**Exercise details**
For this exercise, restate every line below word for word and drop the images.

**Items from a data source**
________________________________________

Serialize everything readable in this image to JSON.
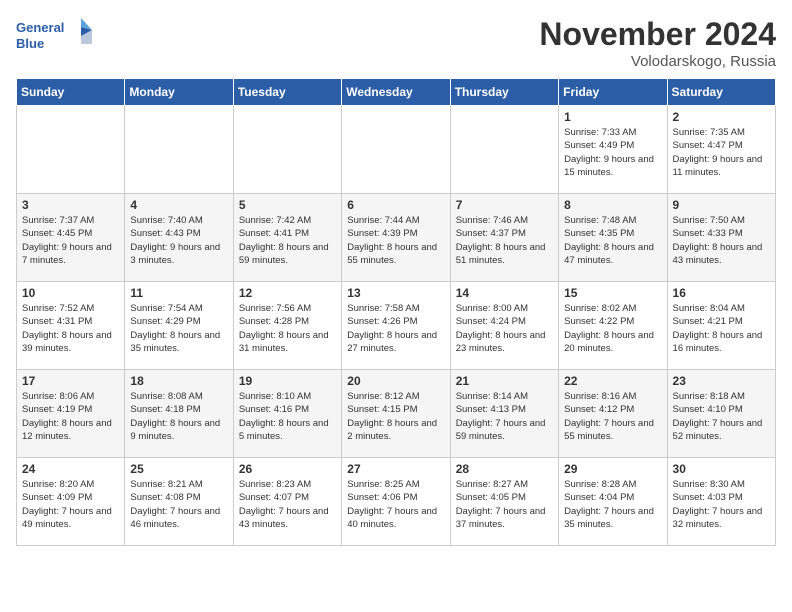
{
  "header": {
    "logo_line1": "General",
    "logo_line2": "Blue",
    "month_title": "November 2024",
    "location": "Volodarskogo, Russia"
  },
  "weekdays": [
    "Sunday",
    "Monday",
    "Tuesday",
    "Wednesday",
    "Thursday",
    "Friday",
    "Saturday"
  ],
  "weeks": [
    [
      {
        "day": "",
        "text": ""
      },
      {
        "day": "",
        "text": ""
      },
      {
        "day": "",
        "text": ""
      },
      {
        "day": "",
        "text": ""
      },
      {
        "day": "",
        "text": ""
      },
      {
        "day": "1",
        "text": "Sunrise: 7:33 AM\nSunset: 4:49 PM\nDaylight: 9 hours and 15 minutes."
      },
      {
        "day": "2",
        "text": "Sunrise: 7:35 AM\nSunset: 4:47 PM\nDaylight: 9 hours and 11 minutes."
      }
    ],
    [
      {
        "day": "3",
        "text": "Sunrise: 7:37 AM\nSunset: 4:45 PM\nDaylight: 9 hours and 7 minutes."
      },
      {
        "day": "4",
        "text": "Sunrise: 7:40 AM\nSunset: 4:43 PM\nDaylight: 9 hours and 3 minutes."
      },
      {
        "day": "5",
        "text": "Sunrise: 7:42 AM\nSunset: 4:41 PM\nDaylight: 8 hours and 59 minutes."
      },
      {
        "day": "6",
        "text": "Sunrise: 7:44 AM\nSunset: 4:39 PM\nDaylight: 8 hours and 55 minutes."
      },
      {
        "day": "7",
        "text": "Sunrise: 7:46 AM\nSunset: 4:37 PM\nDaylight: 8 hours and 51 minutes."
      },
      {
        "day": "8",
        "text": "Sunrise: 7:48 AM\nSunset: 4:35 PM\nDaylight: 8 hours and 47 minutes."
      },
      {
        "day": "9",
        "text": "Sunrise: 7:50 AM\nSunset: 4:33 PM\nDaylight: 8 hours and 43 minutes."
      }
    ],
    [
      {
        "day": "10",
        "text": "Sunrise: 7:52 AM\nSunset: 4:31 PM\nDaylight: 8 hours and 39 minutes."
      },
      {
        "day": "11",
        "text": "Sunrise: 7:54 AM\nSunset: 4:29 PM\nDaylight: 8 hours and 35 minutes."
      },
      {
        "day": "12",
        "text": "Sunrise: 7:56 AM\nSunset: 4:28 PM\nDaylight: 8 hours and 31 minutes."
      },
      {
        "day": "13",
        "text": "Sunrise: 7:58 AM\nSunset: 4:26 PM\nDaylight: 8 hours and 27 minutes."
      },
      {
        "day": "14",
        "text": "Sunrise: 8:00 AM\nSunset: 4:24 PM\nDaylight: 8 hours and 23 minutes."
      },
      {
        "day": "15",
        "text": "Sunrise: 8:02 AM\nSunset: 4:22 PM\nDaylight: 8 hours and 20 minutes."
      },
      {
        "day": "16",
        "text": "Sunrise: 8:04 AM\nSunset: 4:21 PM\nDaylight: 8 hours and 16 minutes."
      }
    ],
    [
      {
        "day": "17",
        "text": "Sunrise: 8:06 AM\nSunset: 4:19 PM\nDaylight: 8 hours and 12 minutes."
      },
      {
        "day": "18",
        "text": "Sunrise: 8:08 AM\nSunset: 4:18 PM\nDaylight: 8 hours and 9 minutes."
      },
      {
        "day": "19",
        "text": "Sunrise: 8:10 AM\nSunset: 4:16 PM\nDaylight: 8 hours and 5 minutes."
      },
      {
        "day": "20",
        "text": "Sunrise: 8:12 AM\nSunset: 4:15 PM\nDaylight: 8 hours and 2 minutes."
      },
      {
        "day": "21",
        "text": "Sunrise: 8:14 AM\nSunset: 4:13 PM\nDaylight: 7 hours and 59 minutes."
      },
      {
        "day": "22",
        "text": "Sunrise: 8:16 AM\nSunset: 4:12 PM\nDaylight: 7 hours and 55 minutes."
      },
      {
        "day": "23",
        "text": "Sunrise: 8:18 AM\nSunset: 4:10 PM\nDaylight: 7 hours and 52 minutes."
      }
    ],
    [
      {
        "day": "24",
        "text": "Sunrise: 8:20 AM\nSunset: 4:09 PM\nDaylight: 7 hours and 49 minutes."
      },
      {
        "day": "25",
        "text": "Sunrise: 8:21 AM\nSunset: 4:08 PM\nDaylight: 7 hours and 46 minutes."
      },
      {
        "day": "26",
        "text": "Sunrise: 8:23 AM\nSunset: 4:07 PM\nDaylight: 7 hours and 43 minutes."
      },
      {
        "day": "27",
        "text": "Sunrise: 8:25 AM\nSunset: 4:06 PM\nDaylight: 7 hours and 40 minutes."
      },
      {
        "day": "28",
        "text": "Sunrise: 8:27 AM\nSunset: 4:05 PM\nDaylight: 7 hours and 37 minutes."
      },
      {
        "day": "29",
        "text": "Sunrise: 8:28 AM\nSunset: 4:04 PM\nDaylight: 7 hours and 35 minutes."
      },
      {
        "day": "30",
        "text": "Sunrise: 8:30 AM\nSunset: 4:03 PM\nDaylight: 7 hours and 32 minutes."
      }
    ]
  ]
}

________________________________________

**Expected answer**
Serialize everything readable in this image to JSON.
{
  "header": {
    "logo_line1": "General",
    "logo_line2": "Blue",
    "month_title": "November 2024",
    "location": "Volodarskogo, Russia"
  },
  "weekdays": [
    "Sunday",
    "Monday",
    "Tuesday",
    "Wednesday",
    "Thursday",
    "Friday",
    "Saturday"
  ],
  "weeks": [
    [
      {
        "day": "",
        "text": ""
      },
      {
        "day": "",
        "text": ""
      },
      {
        "day": "",
        "text": ""
      },
      {
        "day": "",
        "text": ""
      },
      {
        "day": "",
        "text": ""
      },
      {
        "day": "1",
        "text": "Sunrise: 7:33 AM\nSunset: 4:49 PM\nDaylight: 9 hours and 15 minutes."
      },
      {
        "day": "2",
        "text": "Sunrise: 7:35 AM\nSunset: 4:47 PM\nDaylight: 9 hours and 11 minutes."
      }
    ],
    [
      {
        "day": "3",
        "text": "Sunrise: 7:37 AM\nSunset: 4:45 PM\nDaylight: 9 hours and 7 minutes."
      },
      {
        "day": "4",
        "text": "Sunrise: 7:40 AM\nSunset: 4:43 PM\nDaylight: 9 hours and 3 minutes."
      },
      {
        "day": "5",
        "text": "Sunrise: 7:42 AM\nSunset: 4:41 PM\nDaylight: 8 hours and 59 minutes."
      },
      {
        "day": "6",
        "text": "Sunrise: 7:44 AM\nSunset: 4:39 PM\nDaylight: 8 hours and 55 minutes."
      },
      {
        "day": "7",
        "text": "Sunrise: 7:46 AM\nSunset: 4:37 PM\nDaylight: 8 hours and 51 minutes."
      },
      {
        "day": "8",
        "text": "Sunrise: 7:48 AM\nSunset: 4:35 PM\nDaylight: 8 hours and 47 minutes."
      },
      {
        "day": "9",
        "text": "Sunrise: 7:50 AM\nSunset: 4:33 PM\nDaylight: 8 hours and 43 minutes."
      }
    ],
    [
      {
        "day": "10",
        "text": "Sunrise: 7:52 AM\nSunset: 4:31 PM\nDaylight: 8 hours and 39 minutes."
      },
      {
        "day": "11",
        "text": "Sunrise: 7:54 AM\nSunset: 4:29 PM\nDaylight: 8 hours and 35 minutes."
      },
      {
        "day": "12",
        "text": "Sunrise: 7:56 AM\nSunset: 4:28 PM\nDaylight: 8 hours and 31 minutes."
      },
      {
        "day": "13",
        "text": "Sunrise: 7:58 AM\nSunset: 4:26 PM\nDaylight: 8 hours and 27 minutes."
      },
      {
        "day": "14",
        "text": "Sunrise: 8:00 AM\nSunset: 4:24 PM\nDaylight: 8 hours and 23 minutes."
      },
      {
        "day": "15",
        "text": "Sunrise: 8:02 AM\nSunset: 4:22 PM\nDaylight: 8 hours and 20 minutes."
      },
      {
        "day": "16",
        "text": "Sunrise: 8:04 AM\nSunset: 4:21 PM\nDaylight: 8 hours and 16 minutes."
      }
    ],
    [
      {
        "day": "17",
        "text": "Sunrise: 8:06 AM\nSunset: 4:19 PM\nDaylight: 8 hours and 12 minutes."
      },
      {
        "day": "18",
        "text": "Sunrise: 8:08 AM\nSunset: 4:18 PM\nDaylight: 8 hours and 9 minutes."
      },
      {
        "day": "19",
        "text": "Sunrise: 8:10 AM\nSunset: 4:16 PM\nDaylight: 8 hours and 5 minutes."
      },
      {
        "day": "20",
        "text": "Sunrise: 8:12 AM\nSunset: 4:15 PM\nDaylight: 8 hours and 2 minutes."
      },
      {
        "day": "21",
        "text": "Sunrise: 8:14 AM\nSunset: 4:13 PM\nDaylight: 7 hours and 59 minutes."
      },
      {
        "day": "22",
        "text": "Sunrise: 8:16 AM\nSunset: 4:12 PM\nDaylight: 7 hours and 55 minutes."
      },
      {
        "day": "23",
        "text": "Sunrise: 8:18 AM\nSunset: 4:10 PM\nDaylight: 7 hours and 52 minutes."
      }
    ],
    [
      {
        "day": "24",
        "text": "Sunrise: 8:20 AM\nSunset: 4:09 PM\nDaylight: 7 hours and 49 minutes."
      },
      {
        "day": "25",
        "text": "Sunrise: 8:21 AM\nSunset: 4:08 PM\nDaylight: 7 hours and 46 minutes."
      },
      {
        "day": "26",
        "text": "Sunrise: 8:23 AM\nSunset: 4:07 PM\nDaylight: 7 hours and 43 minutes."
      },
      {
        "day": "27",
        "text": "Sunrise: 8:25 AM\nSunset: 4:06 PM\nDaylight: 7 hours and 40 minutes."
      },
      {
        "day": "28",
        "text": "Sunrise: 8:27 AM\nSunset: 4:05 PM\nDaylight: 7 hours and 37 minutes."
      },
      {
        "day": "29",
        "text": "Sunrise: 8:28 AM\nSunset: 4:04 PM\nDaylight: 7 hours and 35 minutes."
      },
      {
        "day": "30",
        "text": "Sunrise: 8:30 AM\nSunset: 4:03 PM\nDaylight: 7 hours and 32 minutes."
      }
    ]
  ]
}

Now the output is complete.